Work to complete ->
Within the records below, filter for lines carrying the word "this" and copy them.

Records shown ->
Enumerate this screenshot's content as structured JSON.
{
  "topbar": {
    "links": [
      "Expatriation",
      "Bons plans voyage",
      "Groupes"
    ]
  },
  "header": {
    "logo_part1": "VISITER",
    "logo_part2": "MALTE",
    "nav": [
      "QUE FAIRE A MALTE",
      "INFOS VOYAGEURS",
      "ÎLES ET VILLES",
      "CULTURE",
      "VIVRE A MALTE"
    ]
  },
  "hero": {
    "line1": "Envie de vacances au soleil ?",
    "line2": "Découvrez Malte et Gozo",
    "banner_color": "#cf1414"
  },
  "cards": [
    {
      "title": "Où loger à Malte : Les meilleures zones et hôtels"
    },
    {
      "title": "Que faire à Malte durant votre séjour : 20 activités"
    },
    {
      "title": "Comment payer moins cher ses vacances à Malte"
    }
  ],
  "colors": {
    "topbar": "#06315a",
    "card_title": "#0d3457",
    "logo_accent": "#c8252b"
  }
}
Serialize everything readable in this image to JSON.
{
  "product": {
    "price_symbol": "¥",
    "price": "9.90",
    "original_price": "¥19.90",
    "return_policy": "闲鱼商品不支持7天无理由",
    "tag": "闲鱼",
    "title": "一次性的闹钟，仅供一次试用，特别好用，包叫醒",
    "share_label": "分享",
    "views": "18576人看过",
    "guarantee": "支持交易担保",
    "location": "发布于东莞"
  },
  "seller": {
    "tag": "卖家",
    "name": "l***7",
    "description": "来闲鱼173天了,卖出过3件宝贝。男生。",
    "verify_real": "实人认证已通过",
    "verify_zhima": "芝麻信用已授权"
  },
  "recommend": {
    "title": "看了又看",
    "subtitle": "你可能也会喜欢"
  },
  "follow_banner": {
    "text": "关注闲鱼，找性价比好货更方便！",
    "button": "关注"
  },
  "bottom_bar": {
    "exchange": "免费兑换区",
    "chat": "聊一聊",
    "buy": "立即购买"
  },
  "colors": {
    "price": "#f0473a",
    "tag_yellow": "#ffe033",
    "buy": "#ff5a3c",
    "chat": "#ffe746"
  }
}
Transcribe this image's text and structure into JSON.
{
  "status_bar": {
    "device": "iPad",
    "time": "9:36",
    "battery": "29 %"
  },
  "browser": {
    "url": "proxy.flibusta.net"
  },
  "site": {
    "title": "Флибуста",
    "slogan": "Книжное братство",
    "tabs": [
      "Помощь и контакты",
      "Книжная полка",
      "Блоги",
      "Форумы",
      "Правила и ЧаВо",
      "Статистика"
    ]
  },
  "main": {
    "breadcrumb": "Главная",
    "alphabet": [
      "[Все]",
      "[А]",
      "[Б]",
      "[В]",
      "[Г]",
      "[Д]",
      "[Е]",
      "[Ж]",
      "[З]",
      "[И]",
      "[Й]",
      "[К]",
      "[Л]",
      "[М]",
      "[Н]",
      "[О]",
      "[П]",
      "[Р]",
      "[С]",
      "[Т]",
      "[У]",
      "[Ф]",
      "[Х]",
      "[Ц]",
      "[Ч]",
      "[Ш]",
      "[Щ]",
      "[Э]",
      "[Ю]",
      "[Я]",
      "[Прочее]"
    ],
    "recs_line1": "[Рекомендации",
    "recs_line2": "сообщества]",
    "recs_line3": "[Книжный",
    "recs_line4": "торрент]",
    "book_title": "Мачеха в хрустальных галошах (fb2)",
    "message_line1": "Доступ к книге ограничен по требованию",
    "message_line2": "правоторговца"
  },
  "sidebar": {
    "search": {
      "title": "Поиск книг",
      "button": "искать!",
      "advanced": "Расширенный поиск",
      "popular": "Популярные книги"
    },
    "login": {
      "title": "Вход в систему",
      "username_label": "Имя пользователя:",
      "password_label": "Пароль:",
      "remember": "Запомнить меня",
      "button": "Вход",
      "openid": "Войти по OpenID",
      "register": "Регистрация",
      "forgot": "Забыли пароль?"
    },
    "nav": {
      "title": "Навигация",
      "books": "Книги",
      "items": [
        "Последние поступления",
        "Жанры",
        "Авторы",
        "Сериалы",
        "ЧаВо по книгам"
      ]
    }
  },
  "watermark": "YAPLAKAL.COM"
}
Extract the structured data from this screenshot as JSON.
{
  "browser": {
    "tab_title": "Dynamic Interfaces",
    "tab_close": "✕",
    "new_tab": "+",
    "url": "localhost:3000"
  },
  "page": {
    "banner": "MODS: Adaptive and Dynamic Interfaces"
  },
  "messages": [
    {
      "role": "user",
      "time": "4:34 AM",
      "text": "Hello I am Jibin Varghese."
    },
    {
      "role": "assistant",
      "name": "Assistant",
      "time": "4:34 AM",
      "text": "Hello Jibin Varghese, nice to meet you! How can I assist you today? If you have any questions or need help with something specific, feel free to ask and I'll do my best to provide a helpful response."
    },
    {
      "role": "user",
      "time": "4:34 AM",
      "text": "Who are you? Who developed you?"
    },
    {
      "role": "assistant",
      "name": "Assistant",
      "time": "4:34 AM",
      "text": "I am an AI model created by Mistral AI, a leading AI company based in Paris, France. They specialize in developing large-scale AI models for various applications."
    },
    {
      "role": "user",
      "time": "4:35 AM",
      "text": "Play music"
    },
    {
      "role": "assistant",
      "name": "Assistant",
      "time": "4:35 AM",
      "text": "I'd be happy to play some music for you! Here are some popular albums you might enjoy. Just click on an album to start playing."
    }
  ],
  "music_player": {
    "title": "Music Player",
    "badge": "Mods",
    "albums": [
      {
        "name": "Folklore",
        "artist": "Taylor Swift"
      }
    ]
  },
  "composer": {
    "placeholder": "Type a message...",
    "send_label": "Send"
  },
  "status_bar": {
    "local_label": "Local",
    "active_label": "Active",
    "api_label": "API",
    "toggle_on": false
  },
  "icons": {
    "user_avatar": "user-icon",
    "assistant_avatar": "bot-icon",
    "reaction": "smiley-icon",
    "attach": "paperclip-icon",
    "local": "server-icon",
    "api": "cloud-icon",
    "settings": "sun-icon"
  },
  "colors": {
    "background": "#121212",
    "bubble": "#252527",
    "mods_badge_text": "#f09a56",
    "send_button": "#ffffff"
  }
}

Response ->
Enumerate this screenshot's content as structured JSON.
Serialize everything readable in this image to JSON.
Transcribe this image's text and structure into JSON.
Extract the structured data from this screenshot as JSON.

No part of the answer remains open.